If a line includes "https", copy it out of the entries.

....................

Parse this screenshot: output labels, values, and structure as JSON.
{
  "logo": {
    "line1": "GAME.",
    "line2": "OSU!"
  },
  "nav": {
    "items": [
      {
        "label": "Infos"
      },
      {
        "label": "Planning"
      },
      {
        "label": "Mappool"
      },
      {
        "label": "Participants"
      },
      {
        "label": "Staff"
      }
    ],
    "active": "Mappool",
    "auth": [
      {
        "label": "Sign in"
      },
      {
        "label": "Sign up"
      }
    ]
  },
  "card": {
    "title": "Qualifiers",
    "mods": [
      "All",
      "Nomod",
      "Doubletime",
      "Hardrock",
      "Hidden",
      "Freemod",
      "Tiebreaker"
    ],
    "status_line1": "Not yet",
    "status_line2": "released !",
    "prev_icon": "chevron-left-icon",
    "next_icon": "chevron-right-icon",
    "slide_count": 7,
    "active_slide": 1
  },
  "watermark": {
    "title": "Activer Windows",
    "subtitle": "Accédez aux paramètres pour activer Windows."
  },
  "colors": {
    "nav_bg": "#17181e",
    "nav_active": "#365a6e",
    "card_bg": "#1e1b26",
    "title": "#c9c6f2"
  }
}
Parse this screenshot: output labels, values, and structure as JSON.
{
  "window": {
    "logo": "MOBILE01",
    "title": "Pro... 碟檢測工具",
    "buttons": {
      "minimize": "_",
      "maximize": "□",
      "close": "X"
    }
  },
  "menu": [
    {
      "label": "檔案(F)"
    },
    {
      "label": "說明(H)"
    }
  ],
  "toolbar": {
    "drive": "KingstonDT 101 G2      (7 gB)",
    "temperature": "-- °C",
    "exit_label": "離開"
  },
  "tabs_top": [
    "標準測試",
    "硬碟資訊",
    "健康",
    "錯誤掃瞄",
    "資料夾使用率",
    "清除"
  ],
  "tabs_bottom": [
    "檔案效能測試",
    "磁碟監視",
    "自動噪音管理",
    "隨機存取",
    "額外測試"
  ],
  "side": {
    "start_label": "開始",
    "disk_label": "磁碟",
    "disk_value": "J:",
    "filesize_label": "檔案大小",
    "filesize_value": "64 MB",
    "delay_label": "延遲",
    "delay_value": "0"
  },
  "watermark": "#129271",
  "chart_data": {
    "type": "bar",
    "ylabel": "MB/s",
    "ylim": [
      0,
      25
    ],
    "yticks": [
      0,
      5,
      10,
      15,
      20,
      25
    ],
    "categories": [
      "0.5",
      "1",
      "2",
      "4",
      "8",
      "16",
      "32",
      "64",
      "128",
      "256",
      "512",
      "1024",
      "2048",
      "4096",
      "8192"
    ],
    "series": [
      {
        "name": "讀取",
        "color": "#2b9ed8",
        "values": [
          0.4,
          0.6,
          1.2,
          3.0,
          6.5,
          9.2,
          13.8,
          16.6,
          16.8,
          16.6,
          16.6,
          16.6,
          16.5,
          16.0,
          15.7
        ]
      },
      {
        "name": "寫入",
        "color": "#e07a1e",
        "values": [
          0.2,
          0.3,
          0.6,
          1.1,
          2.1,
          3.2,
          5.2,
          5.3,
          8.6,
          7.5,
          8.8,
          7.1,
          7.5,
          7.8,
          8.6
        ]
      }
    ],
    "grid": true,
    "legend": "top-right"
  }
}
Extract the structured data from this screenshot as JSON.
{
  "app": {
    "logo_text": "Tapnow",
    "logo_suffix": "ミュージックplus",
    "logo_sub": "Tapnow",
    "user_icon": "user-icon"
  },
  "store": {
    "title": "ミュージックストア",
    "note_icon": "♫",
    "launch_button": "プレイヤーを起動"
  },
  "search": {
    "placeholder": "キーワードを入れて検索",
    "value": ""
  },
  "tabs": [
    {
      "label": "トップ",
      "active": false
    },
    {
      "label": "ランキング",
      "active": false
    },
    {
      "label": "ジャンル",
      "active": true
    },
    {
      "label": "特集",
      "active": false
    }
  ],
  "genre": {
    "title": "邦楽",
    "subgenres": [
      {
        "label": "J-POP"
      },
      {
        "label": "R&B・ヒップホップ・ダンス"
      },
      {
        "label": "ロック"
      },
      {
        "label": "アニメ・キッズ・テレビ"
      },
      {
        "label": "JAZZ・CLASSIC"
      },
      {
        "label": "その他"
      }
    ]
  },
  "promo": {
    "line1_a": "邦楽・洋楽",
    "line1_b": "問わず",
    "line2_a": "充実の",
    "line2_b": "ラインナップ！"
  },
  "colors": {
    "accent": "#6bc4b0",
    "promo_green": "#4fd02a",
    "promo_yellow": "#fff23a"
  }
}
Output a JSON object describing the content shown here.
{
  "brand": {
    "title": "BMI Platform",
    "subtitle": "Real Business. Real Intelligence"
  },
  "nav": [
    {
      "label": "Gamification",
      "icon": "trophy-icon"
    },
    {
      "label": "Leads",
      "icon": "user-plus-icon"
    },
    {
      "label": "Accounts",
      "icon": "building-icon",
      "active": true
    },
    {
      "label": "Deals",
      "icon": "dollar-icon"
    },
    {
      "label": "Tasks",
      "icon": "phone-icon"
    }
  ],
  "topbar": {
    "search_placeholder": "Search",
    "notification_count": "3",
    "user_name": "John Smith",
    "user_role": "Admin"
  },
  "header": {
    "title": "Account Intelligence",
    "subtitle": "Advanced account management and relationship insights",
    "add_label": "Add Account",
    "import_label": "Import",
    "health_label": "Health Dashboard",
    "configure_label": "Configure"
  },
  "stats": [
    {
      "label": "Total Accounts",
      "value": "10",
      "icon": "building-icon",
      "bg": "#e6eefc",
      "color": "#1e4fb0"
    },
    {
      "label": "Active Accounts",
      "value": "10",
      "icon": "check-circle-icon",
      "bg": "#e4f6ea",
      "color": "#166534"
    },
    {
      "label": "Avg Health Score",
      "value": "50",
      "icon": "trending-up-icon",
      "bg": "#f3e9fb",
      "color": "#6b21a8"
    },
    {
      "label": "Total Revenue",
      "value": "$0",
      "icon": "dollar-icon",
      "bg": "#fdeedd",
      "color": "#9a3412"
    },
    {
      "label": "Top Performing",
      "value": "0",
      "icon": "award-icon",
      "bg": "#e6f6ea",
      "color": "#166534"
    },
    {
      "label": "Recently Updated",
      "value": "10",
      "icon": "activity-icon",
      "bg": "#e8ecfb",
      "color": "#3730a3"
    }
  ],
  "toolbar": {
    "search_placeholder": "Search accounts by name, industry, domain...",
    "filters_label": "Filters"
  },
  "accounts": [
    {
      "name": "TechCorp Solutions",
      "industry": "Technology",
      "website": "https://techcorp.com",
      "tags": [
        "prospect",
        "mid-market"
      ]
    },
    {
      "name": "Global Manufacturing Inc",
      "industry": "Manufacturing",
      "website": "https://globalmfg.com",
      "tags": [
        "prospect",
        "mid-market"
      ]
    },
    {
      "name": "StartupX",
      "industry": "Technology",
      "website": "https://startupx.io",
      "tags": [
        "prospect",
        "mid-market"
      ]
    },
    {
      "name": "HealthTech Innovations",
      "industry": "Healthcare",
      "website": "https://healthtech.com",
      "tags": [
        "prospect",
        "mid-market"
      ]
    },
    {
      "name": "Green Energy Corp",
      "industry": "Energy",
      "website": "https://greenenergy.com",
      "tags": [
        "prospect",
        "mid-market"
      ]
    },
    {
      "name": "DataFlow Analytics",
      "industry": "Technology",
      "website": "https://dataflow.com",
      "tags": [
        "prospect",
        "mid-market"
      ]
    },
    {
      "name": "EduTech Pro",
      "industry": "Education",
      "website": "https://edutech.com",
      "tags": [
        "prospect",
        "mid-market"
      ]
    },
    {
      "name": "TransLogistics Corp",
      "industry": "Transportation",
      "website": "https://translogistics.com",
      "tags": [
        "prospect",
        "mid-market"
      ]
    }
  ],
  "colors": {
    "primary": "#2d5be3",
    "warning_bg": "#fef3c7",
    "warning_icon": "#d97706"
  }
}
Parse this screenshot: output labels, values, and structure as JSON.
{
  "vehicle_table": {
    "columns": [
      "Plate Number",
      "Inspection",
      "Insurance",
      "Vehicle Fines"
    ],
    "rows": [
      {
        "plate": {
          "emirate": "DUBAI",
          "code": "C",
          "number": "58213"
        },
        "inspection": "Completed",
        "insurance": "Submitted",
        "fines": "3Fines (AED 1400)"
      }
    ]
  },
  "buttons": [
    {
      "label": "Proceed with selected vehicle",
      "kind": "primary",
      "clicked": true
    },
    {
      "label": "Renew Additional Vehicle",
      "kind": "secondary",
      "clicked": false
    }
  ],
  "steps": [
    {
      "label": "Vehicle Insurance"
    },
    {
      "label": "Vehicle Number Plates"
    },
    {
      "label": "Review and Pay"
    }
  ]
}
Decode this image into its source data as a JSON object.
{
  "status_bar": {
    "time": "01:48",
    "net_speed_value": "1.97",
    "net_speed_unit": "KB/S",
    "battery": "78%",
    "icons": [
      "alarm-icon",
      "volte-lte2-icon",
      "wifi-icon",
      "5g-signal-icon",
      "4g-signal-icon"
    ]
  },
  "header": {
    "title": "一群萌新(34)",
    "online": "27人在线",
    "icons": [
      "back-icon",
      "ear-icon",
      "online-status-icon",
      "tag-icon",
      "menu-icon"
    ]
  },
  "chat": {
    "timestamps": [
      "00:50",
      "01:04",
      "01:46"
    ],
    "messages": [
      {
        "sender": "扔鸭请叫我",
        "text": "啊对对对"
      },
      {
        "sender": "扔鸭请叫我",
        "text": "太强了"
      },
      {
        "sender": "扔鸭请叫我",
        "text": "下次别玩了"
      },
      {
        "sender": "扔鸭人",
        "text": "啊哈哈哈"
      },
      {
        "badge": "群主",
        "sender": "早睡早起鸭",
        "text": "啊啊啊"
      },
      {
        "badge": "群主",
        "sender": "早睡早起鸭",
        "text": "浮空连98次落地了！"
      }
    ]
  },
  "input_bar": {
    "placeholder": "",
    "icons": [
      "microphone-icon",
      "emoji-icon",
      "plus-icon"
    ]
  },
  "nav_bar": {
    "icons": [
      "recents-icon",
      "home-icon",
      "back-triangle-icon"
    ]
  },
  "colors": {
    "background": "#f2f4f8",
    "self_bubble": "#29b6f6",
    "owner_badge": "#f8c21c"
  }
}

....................

• Completed task
      "website": "https://techcorp.com",
      "website": "https://globalmfg.com",
      "website": "https://startupx.io",
      "website": "https://healthtech.com",
      "website": "https://greenenergy.com",
      "website": "https://dataflow.com",
      "website": "https://edutech.com",
      "website": "https://translogistics.com",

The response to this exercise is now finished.